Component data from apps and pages
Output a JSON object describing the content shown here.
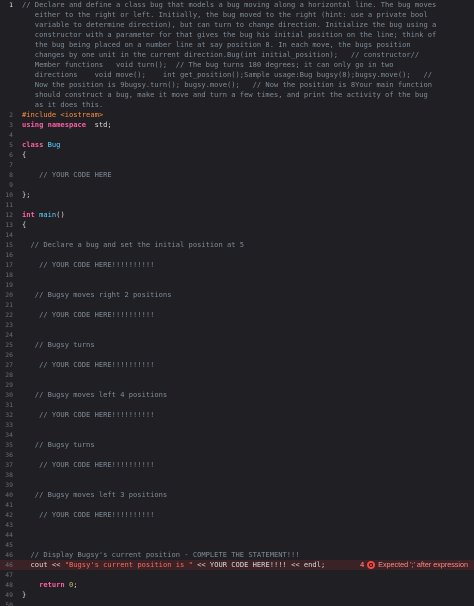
{
  "editor": {
    "first_line_number": "1",
    "header_comment": [
      "// Declare and define a class bug that models a bug moving along a horizontal line. The bug moves",
      "   either to the right or left. Initially, the bug moved to the right (hint: use a private bool",
      "   variable to determine direction), but can turn to change direction. Initialize the bug using a",
      "   constructor with a parameter for that gives the bug his initial position on the line; think of",
      "   the bug being placed on a number line at say position 8. In each move, the bugs position",
      "   changes by one unit in the current direction.Bug(int initial_position);   // constructor//",
      "   Member functions   void turn();  // The bug turns 180 degrees; it can only go in two",
      "   directions    void move();    int get_position();Sample usage:Bug bugsy(8);bugsy.move();   //",
      "   Now the position is 9bugsy.turn(); bugsy.move();   // Now the position is 8Your main function",
      "   should construct a bug, make it move and turn a few times, and print the activity of the bug",
      "   as it does this."
    ],
    "lines": [
      {
        "n": "2",
        "parts": [
          [
            "pp",
            "#include <iostream>"
          ]
        ]
      },
      {
        "n": "3",
        "parts": [
          [
            "kw",
            "using namespace"
          ],
          [
            "",
            "  std;"
          ]
        ]
      },
      {
        "n": "4",
        "parts": []
      },
      {
        "n": "5",
        "parts": [
          [
            "kw",
            "class"
          ],
          [
            "type",
            " Bug"
          ]
        ]
      },
      {
        "n": "6",
        "parts": [
          [
            "",
            "{"
          ]
        ]
      },
      {
        "n": "7",
        "parts": []
      },
      {
        "n": "8",
        "parts": [
          [
            "comment",
            "    // YOUR CODE HERE"
          ]
        ]
      },
      {
        "n": "9",
        "parts": []
      },
      {
        "n": "10",
        "parts": [
          [
            "",
            "};"
          ]
        ]
      },
      {
        "n": "11",
        "parts": []
      },
      {
        "n": "12",
        "parts": [
          [
            "kw",
            "int"
          ],
          [
            "type",
            " main"
          ],
          [
            "",
            "()"
          ]
        ]
      },
      {
        "n": "13",
        "parts": [
          [
            "",
            "{"
          ]
        ]
      },
      {
        "n": "14",
        "parts": []
      },
      {
        "n": "15",
        "parts": [
          [
            "comment",
            "  // Declare a bug and set the initial position at 5"
          ]
        ]
      },
      {
        "n": "16",
        "parts": []
      },
      {
        "n": "17",
        "parts": [
          [
            "comment",
            "    // YOUR CODE HERE!!!!!!!!!!"
          ]
        ]
      },
      {
        "n": "18",
        "parts": []
      },
      {
        "n": "19",
        "parts": []
      },
      {
        "n": "20",
        "parts": [
          [
            "comment",
            "   // Bugsy moves right 2 positions"
          ]
        ]
      },
      {
        "n": "21",
        "parts": []
      },
      {
        "n": "22",
        "parts": [
          [
            "comment",
            "    // YOUR CODE HERE!!!!!!!!!!"
          ]
        ]
      },
      {
        "n": "23",
        "parts": []
      },
      {
        "n": "24",
        "parts": []
      },
      {
        "n": "25",
        "parts": [
          [
            "comment",
            "   // Bugsy turns"
          ]
        ]
      },
      {
        "n": "26",
        "parts": []
      },
      {
        "n": "27",
        "parts": [
          [
            "comment",
            "    // YOUR CODE HERE!!!!!!!!!!"
          ]
        ]
      },
      {
        "n": "28",
        "parts": []
      },
      {
        "n": "29",
        "parts": []
      },
      {
        "n": "30",
        "parts": [
          [
            "comment",
            "   // Bugsy moves left 4 positions"
          ]
        ]
      },
      {
        "n": "31",
        "parts": []
      },
      {
        "n": "32",
        "parts": [
          [
            "comment",
            "    // YOUR CODE HERE!!!!!!!!!!"
          ]
        ]
      },
      {
        "n": "33",
        "parts": []
      },
      {
        "n": "34",
        "parts": []
      },
      {
        "n": "35",
        "parts": [
          [
            "comment",
            "   // Bugsy turns"
          ]
        ]
      },
      {
        "n": "36",
        "parts": []
      },
      {
        "n": "37",
        "parts": [
          [
            "comment",
            "    // YOUR CODE HERE!!!!!!!!!!"
          ]
        ]
      },
      {
        "n": "38",
        "parts": []
      },
      {
        "n": "39",
        "parts": []
      },
      {
        "n": "40",
        "parts": [
          [
            "comment",
            "   // Bugsy moves left 3 positions"
          ]
        ]
      },
      {
        "n": "41",
        "parts": []
      },
      {
        "n": "42",
        "parts": [
          [
            "comment",
            "    // YOUR CODE HERE!!!!!!!!!!"
          ]
        ]
      },
      {
        "n": "43",
        "parts": []
      },
      {
        "n": "44",
        "parts": []
      },
      {
        "n": "45",
        "parts": []
      },
      {
        "n": "46",
        "parts": [
          [
            "comment",
            "  // Display Bugsy's current position - COMPLETE THE STATEMENT!!!"
          ]
        ]
      },
      {
        "n": "46",
        "error": true,
        "parts": [
          [
            "",
            "  cout << "
          ],
          [
            "str",
            "\"Bugsy's current position is \""
          ],
          [
            "",
            " << YOUR CODE HERE!!!! << endl;"
          ]
        ]
      },
      {
        "n": "47",
        "parts": []
      },
      {
        "n": "48",
        "parts": [
          [
            "kw",
            "    return"
          ],
          [
            "num",
            " 0"
          ],
          [
            "",
            ";"
          ]
        ]
      },
      {
        "n": "49",
        "parts": [
          [
            "",
            "}"
          ]
        ]
      },
      {
        "n": "50",
        "parts": []
      }
    ],
    "error": {
      "count": "4",
      "message": "Expected ';' after expression"
    }
  }
}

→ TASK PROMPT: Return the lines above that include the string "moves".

→ RESULT OF THIS EXERCISE:
      "// Declare and define a class bug that models a bug moving along a horizontal line. The bug moves",
            "   // Bugsy moves right 2 positions"
            "   // Bugsy moves left 4 positions"
            "   // Bugsy moves left 3 positions"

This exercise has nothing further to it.